10/07/1916 - Georgia Tech 222, Cumberland 0
In a baseball game in 1915, Cumberland University had beaten Georgia Tech 22-0. Allegations arose that the Bulldogs had cheated by hiring professionals to stand in as amateurs, and Tech coach John Heisman vowed revenge. He made a deal with Cumberland that if they forfeited their upcoming football game with Georgia Tech, Cumberland would have to pay them $3000. He had to make such a deal because Cumberland had canceled their football program prior to the start of the season, meaning that as of then, they didn't have a team.
When the two teams met on October 7th, 1916, the Georgia Tech Yellow Jackets obliterated the Cumberland Bulldogs 222-0 in the most one-sided football game of all time.

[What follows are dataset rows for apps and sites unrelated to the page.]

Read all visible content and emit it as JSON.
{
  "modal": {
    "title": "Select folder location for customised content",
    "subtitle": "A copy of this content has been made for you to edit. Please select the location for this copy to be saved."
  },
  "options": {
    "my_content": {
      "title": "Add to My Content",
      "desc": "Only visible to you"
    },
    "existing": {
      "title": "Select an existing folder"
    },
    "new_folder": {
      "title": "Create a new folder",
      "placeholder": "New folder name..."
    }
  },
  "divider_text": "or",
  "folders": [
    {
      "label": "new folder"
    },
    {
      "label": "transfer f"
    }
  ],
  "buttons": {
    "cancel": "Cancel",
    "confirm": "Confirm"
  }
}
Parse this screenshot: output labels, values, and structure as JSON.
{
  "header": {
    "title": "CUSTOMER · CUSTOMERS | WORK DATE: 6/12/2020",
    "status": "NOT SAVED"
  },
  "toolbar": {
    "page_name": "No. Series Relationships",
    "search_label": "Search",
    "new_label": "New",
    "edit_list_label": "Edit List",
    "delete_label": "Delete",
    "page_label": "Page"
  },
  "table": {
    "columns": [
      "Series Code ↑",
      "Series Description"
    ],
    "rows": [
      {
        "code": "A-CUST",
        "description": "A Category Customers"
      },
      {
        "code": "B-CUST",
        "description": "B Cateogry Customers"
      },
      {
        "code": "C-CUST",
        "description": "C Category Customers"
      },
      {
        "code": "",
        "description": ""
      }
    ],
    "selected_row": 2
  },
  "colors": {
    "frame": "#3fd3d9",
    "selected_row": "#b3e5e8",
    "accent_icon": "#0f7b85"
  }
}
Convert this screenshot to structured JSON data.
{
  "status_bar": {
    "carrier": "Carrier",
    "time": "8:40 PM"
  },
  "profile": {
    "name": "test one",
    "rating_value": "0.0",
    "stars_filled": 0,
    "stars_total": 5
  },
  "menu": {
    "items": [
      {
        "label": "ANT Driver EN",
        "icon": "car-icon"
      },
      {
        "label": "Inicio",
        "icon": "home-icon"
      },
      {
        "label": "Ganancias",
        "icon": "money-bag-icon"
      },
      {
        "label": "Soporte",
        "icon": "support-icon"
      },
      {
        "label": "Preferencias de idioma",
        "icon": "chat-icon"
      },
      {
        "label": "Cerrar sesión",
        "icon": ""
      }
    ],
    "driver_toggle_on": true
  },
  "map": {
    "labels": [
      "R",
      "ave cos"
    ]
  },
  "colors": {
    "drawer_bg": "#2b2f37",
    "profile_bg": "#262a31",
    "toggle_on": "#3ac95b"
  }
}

Some of the statistics are both astounding and comical. Neither team had a first down - Cumberland because they were so terrible and Georgia Tech because they scored on every single possession. Tech comprised 18 offensive touchdowns and 14 defensive and special teams touchdowns. GT ran for 978 yards but never attempted a pass (it wasn't utilized back then). They forced 15 turnovers as well. By halftime they were leading 126-0 and still managed to put 222 on the board, even though the game was called 15 minutes early.
Cumberland amassed a net loss of 28 yards; their longest gain was a 10-yard pass on fourth-and-22. At one point, one of their players fumbled the ball and it landed in front of one of his teammates. The fumbler yelled at him to pick it up, to which the teammate responded, "Pick it up yourself, you dropped it."
As you can imagine, this gargantuan blowout produced a titanic amount of records, many of which still stand. The 222 points in a game and the margin of victory might be the most unbreakable single-game record in college football. A book titled You Dropped It, You Pick It Up was made about the game, which, fittingly, was 222 pages long.
10/07/2001 - Henderson collects 3,000th hit
Rickey Henderson, the holder of almost every major stolen base record, adds another accomplishment to his gaudy resume. With a base hit off Colorado's, Rickey becomes the 25th player to tally 3,000 career hits. Of the first 25 to join the 3,000-hit club, Henderson would easily play on the largest number of teams. In 2003, Henderson played his 25th and final season in the big leagues, having played for the , , , , , , , , and the , who he had four tours of duty with.